Tuesday, May 17, 2011

Lesson Learned & Donuts Earned

I ran two good 5Ks this weekend, contrary to my plans. In my pursuit of a PR, I made a big strategic error in going for broke at the Preakness 5K, where the 1.5 miles on the dirt track probably made a PR unrealistic. Running on the racetrack was exhausting -- it was one of the hardest 5K courses I've ever run, and If I'd taken it easy, maybe I would have had a shot at a sub-23 at Bob Potts. On the other hand, it was also one of more unique 5Ks I'd ever heard of, so no regrets.

I'm not sure I'll run another 5K until the Tunnel Run in September, and that's definitely not a PR course, but I still have a good chance at the Harrisburg Jingle Bell Run, where I've run my two fastest 5Ks.

The big, obvious lesson that I'm not sure that I want to learn, though, is that while I gave maximum effort in both races and I might be able to gut out a 22:59 in December, my strategy of just trying to run my regular runs faster isn't the best strategy for actually getting faster. The recommended path I can take toward improving my 5K times, and probably even my long-run pace, would be to add some speedwork (track workouts, intervals, fartleks, etc.) I think I'm going to take a closer look at this in an upcoming post.

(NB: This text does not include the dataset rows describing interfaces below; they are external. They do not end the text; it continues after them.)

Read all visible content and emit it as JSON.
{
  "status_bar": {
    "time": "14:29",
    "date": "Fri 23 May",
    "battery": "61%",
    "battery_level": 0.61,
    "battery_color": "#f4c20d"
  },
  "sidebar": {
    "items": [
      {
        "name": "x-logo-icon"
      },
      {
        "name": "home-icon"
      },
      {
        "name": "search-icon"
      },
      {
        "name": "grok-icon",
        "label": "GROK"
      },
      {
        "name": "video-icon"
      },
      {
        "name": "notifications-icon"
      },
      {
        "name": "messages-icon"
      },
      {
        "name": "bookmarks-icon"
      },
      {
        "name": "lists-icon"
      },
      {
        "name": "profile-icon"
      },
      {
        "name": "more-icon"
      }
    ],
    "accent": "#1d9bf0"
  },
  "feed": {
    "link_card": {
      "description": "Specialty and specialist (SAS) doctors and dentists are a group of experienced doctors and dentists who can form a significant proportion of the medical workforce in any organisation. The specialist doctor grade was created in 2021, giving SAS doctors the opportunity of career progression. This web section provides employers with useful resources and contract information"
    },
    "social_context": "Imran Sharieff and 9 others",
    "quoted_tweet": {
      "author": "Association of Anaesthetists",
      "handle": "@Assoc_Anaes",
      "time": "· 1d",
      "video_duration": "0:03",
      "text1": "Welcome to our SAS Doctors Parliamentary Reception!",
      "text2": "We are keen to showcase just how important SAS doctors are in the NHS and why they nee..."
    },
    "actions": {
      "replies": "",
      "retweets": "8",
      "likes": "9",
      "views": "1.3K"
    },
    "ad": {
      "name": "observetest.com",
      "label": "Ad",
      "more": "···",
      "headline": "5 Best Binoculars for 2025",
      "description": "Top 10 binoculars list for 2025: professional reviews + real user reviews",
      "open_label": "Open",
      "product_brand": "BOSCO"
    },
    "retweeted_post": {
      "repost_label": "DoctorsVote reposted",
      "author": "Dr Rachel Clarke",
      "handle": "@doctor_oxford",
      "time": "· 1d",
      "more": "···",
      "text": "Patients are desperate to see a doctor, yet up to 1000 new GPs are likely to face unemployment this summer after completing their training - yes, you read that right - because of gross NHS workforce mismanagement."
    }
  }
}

The back-to-back races were really fun, and I'm glad I did it. I know plenty of people that participate in a 5k or 8k the day before a half or full marathon, so I while I don't think racing two 5Ks back to back is amazing or super hardcore, it was something I hadn't done before. I'd do it again once or twice a year (maybe these two races again next year) but I won't race the 8k at Virginia Beach the day before the Shamrock Marathon -- that's just crazy!

Through the honor bus 5K in April and these two, I've rediscovered my love of the 5K. Running three miles isn't a challenge anymore -- but running three miles as fast as I freakin' can really is. It's exciting in a way that my regular runs just aren't.

The heat and humidity is finally starting to creep in, which makes running less enjoyable for me. Still, though, my running goal for this summer is try to get my base up to around 15 miles (or more) over the summer, since I'm running the Philly Marathon in November this year instead of the Half. Racing some 5Ks will be a fun distraction, but I probably won't race two on back-to-back days like this again this year.

For my next challenge, I've got three ideas:

The MCVET 5K & 10K
-- I've never run two races in one day before. This would be 9.3 miles total, which is in my comfort zone, but I've never done two races in the same day. If I run them both, then I probably treat this as my regular long run, and take them both at my usual pace. If I decide to only run one of them, then I'll try to break my PR in that distance.

The Dreaded Druid Hills 10K -- "A torturous race by runners for runners through Baltimore's famed Druid Hill Park, beginning and ending at the Moorish Tower and traversing the most wicked hills to be found in the Baltimore Metropolitan Area." Sounds fun, doesn't it?

I heard about this race in 2009, but didn't want it to be my first 10K. (I ran the MCVET 10K, which was the next day, instead). It sounds miserable, but I like the idea of a challenge, and if it lives up to its reputation, I would think it would rate a donut or two.

Catfish Duathlon -- A sprint duathlon in Harrisburg. That would mean I have to get on the bike again, wouldn't it? I'm not adverse to the idea -- I enjoyed my first bike ride in 10 years, but it's hard enough to find time to get my running in lately.

No physical challenges today, on the other hand. A torrential downpour ruined my plans for a run between storm, so I turned to my other hobby, competitive stress-eating, instead.


  1. I have multiple gold medals in competitive stress-eating. :-)

  2. There is no shame in failing - just in not going for it. You sign up for a race to test yourself, to see how strong you are. If you're going to race, then I say go all out and make the others work to beat you (see Steve Prefontaine).

    I'd rather go out too fast, injure my hamstring, and suffer through a marathon, rather than play it safe achieve a soft 10-15minute PR but not know exactly how fast I could have run.

    With that being said, you were an idiot for doing two 5Ks on one weekend. :)

  3. I think this why your blog is "Quest for Running Perfection" and mine is more like "Quest to Run Enough so I Can Snack More Without Feeling Guilty." :-)

    But...that's something I've been thinking about lately I'm going to talk about at greater length in an upcoming post. I know I can be faster. How hard do I want to work at it? It would enhance one of the things I like about running (challenging myself) and probably detract from another (relaxation). I've got the perfect event coming up in July to try out a different approach.